§ TASK TO COMPLETE: Go through the material below, noting each line where the string "sidebar" appears, and give only the total.
○ ○ ○ ○
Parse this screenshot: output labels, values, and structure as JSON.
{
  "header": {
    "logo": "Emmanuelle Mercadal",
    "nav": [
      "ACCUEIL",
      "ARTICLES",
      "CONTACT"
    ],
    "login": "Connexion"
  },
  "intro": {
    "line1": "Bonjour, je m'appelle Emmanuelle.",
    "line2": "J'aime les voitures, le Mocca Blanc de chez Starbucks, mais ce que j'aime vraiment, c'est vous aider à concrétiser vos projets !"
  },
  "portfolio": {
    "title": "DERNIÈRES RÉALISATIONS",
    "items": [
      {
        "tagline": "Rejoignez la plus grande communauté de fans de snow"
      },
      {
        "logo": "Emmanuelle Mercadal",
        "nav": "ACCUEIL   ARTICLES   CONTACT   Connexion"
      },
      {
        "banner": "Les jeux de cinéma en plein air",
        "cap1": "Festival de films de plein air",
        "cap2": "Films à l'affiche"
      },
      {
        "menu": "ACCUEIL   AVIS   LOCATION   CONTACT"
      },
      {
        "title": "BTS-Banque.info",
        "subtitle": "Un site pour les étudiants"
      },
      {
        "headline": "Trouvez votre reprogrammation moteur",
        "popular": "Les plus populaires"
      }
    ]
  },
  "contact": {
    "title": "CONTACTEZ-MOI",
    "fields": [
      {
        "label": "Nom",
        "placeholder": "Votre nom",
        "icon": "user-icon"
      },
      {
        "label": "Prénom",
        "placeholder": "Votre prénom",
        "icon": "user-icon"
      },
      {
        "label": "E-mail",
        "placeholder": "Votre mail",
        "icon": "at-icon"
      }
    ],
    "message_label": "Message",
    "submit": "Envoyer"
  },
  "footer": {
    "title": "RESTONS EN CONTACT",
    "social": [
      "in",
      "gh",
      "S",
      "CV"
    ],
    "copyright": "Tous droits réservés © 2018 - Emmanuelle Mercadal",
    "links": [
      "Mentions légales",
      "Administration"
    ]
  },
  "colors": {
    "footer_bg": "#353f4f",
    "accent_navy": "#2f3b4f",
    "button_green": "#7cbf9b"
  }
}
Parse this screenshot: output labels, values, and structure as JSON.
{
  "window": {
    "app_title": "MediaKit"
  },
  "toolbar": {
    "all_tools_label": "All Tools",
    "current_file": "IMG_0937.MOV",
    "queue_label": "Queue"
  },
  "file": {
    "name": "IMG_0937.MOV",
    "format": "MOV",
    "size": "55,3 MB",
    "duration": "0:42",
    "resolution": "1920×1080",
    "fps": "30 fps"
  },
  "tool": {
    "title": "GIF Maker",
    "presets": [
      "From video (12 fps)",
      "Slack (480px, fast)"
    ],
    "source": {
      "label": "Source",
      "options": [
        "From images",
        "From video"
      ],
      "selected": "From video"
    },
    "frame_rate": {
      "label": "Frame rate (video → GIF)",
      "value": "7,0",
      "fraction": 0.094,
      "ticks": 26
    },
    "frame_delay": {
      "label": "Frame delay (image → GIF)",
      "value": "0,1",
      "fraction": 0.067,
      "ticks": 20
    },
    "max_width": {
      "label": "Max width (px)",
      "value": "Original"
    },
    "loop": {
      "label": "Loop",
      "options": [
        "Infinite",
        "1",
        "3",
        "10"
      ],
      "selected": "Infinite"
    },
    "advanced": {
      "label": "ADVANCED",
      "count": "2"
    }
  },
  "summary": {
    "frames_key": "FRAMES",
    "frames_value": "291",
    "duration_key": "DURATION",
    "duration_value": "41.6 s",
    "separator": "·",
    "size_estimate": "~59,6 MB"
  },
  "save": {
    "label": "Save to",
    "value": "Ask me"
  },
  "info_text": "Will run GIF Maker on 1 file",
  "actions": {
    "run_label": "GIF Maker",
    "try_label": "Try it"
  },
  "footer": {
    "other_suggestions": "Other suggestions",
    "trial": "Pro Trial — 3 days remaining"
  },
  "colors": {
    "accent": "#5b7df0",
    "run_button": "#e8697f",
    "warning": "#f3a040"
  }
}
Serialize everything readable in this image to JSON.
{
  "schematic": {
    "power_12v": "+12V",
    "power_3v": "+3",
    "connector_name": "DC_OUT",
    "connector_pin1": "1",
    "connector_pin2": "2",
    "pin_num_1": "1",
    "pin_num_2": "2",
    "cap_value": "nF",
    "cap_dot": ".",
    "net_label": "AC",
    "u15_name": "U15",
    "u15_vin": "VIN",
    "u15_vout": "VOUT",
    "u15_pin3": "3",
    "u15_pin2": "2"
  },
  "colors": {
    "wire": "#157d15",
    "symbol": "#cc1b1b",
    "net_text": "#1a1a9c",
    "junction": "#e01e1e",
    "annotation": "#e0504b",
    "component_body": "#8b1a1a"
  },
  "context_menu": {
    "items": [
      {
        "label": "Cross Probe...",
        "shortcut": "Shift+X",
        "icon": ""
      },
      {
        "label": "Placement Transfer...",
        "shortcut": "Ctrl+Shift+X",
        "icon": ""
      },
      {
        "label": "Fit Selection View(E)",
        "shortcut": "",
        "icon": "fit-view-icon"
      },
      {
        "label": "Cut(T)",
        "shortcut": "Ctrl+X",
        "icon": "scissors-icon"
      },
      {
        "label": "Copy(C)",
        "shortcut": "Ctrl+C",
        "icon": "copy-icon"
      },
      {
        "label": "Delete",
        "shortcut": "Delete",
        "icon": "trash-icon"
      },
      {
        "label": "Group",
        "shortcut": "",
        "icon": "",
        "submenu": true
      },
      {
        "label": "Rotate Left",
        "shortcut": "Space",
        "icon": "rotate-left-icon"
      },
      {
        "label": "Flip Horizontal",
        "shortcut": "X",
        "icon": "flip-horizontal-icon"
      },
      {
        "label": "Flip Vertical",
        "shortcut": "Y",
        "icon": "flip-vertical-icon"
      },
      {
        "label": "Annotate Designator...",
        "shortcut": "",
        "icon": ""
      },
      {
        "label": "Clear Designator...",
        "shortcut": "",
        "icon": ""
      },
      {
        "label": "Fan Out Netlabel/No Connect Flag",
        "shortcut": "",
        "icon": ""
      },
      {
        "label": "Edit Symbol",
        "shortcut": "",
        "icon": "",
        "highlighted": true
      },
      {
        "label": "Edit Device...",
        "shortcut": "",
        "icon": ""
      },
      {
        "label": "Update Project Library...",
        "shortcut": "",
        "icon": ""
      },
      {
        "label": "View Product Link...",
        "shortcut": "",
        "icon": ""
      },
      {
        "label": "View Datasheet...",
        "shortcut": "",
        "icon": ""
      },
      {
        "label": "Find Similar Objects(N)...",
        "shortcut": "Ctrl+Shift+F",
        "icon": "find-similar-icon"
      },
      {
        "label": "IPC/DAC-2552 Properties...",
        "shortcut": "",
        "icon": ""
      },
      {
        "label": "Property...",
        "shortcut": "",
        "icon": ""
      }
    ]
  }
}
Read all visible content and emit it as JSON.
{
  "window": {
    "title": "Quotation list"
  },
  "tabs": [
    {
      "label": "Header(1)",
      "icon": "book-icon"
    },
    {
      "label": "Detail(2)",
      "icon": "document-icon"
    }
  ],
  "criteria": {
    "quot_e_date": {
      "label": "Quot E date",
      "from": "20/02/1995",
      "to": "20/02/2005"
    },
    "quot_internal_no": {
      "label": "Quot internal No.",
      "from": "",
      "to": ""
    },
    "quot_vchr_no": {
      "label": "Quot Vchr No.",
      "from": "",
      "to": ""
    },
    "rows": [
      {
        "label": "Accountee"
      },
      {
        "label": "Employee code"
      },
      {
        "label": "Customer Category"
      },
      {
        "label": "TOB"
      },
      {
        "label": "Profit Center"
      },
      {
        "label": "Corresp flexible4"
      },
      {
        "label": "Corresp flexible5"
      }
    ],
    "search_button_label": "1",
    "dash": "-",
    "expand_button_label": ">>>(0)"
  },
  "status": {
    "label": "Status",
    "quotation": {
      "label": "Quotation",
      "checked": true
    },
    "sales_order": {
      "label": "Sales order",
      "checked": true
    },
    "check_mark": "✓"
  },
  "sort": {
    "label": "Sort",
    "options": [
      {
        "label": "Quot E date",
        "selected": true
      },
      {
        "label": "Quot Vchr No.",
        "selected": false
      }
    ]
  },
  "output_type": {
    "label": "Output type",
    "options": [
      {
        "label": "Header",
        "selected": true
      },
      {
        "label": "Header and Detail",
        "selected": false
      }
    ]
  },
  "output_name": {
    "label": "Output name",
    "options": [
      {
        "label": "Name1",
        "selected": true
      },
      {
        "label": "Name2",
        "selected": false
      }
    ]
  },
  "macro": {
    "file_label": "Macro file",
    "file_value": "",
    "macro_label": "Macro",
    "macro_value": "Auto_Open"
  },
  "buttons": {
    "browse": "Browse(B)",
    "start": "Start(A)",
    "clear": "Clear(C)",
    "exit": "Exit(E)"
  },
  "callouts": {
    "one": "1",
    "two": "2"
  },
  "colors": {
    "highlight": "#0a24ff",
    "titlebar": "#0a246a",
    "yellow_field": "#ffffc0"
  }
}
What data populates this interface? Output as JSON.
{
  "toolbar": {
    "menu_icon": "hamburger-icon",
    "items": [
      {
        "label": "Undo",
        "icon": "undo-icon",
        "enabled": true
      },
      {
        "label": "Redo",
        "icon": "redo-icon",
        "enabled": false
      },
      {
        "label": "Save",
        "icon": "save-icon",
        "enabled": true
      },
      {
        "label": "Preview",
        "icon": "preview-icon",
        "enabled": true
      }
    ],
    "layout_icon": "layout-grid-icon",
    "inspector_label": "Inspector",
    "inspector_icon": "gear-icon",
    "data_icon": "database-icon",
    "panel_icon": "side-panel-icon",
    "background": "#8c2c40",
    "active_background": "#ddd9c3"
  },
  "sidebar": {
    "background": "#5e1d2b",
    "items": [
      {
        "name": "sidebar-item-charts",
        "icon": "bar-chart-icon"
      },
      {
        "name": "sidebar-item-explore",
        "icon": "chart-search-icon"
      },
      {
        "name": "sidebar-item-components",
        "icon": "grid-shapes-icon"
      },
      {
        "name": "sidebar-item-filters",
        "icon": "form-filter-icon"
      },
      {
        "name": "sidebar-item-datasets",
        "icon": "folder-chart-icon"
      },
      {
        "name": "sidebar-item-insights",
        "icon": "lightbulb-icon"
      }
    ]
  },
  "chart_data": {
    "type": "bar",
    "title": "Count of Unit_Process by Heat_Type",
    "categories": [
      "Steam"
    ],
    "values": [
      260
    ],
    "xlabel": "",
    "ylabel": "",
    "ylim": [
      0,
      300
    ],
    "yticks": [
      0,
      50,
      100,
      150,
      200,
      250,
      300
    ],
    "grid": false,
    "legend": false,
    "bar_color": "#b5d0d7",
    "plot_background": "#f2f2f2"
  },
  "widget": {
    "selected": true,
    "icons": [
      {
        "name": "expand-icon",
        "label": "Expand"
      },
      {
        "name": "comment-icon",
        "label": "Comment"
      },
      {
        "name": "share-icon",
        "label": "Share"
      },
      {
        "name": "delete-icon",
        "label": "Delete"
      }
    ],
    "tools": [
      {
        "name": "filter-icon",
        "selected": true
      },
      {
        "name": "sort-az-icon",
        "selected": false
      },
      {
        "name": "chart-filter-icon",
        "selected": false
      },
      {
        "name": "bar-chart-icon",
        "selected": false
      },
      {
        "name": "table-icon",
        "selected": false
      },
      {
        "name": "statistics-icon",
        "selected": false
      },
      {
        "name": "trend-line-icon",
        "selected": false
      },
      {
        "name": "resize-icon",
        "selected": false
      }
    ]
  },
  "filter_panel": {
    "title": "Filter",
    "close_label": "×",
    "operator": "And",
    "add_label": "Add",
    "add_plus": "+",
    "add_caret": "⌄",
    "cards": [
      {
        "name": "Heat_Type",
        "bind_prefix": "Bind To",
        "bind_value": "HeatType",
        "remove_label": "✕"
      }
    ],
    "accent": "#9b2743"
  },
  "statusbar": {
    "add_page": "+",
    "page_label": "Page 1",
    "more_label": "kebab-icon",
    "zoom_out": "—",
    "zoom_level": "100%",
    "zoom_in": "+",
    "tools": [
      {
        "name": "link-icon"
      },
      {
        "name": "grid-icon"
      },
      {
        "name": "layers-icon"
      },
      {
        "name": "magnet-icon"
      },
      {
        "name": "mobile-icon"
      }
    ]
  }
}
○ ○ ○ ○
§ THE ANSWER: 7